“If you’re going to fund equipment and materials, the community colleges could extend access for the high school students…instead of having to invest multiple times in multiple locations,” said Wheeler, the workforce planning and education relations strategist at SMUD.
On top of the image problem, demographics are adding to the stakes of the skills gap. As a generation of workers are retiring, the skills gap is only getting worse, according to employers.
“We have that effect going on in our skilled trades, in our field positions,” said Jason Cameron, program manager of Power Pathways at PG&E. “We estimate that about 45 percent of our workforce is eligible to retire in the next three to five years. That’s frightening, frankly. We need to…develop this pipeline.”
“We still have the issue of finding skilled, qualified employees,” said Wernette. “Engineers need technicians to make what they do even feasible. There’s over 200,000 welders needed in the U.S. by the year 2020. I feel, as an employer, my greatest need is the help of our community to train our future employees.”
Another big theme for employers at the town hall was California’s community colleges and partners have to figure out how to update CTE curricula much faster. Where it generally takes three years on average to revamp, the lifecycle of advanced manufacturing equipment can sometimes be as little as 18 months.

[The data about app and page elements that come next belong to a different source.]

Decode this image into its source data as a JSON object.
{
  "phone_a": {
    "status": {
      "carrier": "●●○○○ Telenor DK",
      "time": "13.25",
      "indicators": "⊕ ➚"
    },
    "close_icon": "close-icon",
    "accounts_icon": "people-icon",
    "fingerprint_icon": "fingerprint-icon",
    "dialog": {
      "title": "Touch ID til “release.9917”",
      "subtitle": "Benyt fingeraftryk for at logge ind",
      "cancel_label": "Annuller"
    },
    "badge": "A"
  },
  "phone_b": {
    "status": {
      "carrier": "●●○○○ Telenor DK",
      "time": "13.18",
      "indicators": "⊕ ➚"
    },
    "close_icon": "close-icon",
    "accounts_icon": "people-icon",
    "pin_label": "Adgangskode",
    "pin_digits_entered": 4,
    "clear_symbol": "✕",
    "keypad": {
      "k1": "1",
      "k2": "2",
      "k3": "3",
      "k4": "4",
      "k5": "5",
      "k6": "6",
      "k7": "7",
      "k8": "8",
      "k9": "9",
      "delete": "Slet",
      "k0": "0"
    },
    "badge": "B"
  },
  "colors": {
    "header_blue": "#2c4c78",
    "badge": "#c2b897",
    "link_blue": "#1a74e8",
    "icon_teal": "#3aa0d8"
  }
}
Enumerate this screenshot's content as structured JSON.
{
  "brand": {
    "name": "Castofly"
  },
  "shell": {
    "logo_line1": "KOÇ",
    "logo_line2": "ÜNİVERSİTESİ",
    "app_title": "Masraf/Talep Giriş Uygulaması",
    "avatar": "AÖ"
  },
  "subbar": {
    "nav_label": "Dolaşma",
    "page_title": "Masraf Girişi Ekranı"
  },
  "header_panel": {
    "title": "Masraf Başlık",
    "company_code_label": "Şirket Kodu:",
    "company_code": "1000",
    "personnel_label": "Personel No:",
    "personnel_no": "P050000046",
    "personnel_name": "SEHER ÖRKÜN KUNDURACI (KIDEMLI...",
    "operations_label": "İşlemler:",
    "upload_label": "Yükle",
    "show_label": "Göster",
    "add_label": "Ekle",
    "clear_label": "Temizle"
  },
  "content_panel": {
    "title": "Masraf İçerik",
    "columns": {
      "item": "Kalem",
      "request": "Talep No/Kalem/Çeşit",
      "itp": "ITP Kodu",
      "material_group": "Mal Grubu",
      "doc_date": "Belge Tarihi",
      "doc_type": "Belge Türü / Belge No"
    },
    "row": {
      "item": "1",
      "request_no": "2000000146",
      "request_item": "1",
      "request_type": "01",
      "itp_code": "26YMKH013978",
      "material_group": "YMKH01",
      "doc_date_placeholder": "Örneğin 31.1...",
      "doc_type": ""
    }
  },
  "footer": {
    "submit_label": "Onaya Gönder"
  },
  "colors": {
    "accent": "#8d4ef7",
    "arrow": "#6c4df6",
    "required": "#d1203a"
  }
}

“One of the challenges we have is, if we want to change that curriculum, it has to go through the process again,” said Cameron. “And that process takes a really long time. If it’s a year-long process, we’re three editions later. We change so fast.”
Cameron and others also suggested helping curriculum changes transfer quickly from college to college. As with last week’s Silicon Valley town hall, in order to make these types of changes, community college leaders stressed the need for an expanded pool of resources, especially since CTE programs are funded the same way as a liberal arts class, despite being more expensive to offer.
“When the dollars don’t follow the cost of the program, we hold on to career technical education programs, even though it doesn’t make fiscal sense, because we know that they’re that important,” said Chancellor Brian King of the Los Rios Community College District. “That’s a hard model to sustain over the long haul.”
The people involved in revamping CTE in Califonia have also repeatedly encouraged beefing up partnerships between employers and education, to help speed up the change of curriculum and make sure the certifications and degrees hold value.
These Town Hall meetings will continue this month as part of the Task Force on Workforce, Job Creation and a Strong Economy created by the Community Colleges’ Board of Governors. The last town hall session will be held in San Diego on Wednesday, March 18.
The Task Force next meets again on April 2 in Sacramento. Task Force members are knowledgeable leaders from across the community college system, the business community, labor, public agencies involved in workforce training, community based organizations, K-12 policy, and other groups. They will review the input from the Town Hall meetings and begin to consider strategies and recommend policies and practices to the Community Colleges Board of Governors this fall.
“These technical trades are community involved work,” added Wernette. “You can build something. You could weld something. The community needs it.”
This article appeared on the CAEconomy website. You can read the article here as well as other articles regarding CA economic growth and innovation.